[Items from a dataset]
========

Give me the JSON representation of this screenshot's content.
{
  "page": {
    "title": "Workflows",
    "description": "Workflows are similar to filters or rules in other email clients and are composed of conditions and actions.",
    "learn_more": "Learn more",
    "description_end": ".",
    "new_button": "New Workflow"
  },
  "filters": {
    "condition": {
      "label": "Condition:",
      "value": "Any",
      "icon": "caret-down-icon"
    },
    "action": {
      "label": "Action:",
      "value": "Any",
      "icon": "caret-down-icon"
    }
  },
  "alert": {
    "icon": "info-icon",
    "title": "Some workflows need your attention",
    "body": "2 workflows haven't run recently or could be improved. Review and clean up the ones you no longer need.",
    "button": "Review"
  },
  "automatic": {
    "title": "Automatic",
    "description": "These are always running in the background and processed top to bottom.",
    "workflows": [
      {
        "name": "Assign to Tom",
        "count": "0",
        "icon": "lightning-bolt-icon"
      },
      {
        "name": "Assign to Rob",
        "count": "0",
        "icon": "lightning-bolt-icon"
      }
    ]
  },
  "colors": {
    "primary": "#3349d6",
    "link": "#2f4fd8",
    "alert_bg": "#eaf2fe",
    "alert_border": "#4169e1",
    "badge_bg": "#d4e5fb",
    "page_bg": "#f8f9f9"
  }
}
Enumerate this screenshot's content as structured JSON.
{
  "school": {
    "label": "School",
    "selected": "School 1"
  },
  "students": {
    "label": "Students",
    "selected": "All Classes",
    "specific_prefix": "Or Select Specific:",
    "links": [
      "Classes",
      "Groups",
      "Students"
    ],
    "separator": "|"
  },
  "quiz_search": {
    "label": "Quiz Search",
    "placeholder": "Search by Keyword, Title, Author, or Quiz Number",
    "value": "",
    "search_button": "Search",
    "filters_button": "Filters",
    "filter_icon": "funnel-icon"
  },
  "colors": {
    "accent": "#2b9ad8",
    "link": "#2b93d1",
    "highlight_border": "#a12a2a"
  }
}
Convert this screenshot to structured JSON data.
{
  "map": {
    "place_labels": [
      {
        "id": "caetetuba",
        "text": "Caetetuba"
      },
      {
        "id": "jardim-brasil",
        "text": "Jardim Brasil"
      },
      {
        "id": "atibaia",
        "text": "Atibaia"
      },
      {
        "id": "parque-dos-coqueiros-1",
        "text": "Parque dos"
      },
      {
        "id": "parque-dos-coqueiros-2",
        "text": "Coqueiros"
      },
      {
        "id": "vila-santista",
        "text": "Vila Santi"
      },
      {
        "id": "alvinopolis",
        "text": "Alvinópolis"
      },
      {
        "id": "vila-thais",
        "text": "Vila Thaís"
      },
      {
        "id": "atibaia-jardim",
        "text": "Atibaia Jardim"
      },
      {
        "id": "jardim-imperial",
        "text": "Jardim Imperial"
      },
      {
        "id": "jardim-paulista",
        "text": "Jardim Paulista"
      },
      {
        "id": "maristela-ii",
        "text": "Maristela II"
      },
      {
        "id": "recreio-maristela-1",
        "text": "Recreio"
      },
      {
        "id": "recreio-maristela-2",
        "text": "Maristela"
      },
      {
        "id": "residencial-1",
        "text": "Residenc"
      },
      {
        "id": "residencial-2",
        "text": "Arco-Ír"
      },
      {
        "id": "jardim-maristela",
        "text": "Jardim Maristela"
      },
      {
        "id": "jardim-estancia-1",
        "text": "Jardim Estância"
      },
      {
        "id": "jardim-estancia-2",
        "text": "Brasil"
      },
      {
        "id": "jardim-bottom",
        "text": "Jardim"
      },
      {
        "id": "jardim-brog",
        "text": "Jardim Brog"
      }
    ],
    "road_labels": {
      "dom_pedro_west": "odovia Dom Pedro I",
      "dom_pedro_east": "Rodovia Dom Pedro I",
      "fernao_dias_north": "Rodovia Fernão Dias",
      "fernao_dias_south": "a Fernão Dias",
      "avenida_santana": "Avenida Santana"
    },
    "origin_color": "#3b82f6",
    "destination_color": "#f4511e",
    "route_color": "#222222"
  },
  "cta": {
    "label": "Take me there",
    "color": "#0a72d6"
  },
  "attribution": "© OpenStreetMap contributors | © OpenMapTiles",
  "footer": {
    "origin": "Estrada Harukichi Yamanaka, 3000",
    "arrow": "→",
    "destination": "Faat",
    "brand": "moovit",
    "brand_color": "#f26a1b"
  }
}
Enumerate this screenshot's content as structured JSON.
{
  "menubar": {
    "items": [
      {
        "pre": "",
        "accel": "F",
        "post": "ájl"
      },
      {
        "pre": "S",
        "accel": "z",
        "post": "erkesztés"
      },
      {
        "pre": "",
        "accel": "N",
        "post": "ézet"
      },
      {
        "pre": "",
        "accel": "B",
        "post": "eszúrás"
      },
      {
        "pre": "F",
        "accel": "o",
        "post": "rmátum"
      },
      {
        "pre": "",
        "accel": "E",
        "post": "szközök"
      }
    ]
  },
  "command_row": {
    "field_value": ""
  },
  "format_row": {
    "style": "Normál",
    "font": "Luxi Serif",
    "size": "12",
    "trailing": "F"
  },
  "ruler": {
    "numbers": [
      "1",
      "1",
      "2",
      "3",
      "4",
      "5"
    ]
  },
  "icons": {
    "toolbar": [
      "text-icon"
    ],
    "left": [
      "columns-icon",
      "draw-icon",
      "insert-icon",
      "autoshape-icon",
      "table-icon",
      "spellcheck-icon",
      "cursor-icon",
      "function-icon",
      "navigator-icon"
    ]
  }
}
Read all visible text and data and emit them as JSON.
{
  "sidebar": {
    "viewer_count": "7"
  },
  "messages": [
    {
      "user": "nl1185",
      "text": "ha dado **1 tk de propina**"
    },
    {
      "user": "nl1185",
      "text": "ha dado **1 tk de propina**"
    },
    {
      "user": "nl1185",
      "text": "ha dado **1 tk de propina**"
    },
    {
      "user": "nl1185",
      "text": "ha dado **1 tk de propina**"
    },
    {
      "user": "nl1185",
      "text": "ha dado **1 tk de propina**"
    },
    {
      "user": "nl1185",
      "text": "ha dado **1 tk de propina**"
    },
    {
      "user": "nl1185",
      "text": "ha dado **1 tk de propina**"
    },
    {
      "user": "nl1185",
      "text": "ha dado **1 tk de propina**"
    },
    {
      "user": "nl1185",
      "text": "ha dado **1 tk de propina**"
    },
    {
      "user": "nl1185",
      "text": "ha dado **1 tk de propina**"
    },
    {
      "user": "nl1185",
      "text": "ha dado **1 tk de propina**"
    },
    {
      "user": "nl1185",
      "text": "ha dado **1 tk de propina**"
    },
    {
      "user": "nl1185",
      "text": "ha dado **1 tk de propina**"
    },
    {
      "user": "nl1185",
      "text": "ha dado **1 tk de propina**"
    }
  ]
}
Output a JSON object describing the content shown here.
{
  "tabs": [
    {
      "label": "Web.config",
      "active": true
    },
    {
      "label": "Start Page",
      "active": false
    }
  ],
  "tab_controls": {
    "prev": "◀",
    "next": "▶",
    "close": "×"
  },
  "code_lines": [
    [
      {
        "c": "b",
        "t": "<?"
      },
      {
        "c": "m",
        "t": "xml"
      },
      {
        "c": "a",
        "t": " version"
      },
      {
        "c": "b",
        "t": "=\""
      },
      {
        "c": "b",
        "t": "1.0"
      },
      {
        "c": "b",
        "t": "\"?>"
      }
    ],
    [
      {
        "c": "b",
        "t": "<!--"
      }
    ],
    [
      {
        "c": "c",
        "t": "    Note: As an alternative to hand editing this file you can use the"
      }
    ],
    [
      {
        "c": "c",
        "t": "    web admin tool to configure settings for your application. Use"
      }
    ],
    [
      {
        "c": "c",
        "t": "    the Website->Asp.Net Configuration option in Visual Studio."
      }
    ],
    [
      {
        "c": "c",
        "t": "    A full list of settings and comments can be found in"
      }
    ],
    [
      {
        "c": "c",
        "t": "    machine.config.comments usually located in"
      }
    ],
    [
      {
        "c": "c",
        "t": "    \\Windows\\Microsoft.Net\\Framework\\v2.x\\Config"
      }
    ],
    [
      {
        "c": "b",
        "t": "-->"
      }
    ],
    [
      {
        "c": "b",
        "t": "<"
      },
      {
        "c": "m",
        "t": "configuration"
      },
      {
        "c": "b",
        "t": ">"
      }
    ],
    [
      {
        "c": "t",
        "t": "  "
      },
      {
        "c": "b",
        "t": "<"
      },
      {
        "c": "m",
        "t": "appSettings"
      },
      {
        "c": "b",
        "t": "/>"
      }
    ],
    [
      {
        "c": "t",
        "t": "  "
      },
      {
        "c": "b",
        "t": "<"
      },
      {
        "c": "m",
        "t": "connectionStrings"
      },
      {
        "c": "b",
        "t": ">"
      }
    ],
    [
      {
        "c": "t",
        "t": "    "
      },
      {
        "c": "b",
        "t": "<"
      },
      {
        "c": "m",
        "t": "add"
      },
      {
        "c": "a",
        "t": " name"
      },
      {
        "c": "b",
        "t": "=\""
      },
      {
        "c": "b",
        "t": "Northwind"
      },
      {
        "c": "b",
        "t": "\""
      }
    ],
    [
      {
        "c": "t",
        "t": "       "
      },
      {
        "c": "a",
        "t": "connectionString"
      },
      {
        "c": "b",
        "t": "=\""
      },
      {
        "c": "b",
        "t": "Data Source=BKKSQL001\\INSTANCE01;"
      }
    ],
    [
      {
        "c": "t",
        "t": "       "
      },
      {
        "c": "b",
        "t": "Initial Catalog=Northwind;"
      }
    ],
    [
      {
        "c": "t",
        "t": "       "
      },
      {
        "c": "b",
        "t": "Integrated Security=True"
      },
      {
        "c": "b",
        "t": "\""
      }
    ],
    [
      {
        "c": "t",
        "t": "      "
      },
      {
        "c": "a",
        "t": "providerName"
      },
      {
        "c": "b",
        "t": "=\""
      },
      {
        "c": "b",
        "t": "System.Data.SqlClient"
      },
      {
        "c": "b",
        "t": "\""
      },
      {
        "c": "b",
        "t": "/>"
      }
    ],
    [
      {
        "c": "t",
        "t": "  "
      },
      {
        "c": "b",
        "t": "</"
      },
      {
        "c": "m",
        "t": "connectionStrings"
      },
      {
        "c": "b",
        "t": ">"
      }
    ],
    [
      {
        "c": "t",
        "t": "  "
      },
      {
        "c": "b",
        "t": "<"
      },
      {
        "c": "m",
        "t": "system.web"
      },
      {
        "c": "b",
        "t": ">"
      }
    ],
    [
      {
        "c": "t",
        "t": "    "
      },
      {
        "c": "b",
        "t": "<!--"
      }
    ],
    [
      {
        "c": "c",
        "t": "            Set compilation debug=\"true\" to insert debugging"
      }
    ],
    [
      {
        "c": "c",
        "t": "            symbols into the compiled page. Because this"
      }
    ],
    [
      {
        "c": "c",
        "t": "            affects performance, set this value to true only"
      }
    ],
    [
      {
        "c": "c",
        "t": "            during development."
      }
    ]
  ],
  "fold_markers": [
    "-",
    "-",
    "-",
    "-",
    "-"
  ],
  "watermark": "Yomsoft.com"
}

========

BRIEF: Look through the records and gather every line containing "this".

EXERCISE OUTPUT:
Give me the JSON representation of this screenshot's content.
Enumerate this screenshot's content as structured JSON.
Convert this screenshot to structured JSON data.
Enumerate this screenshot's content as structured JSON.
        "t": "    Note: As an alternative to hand editing this file you can use the"
        "t": "            symbols into the compiled page. Because this"
        "t": "            affects performance, set this value to true only"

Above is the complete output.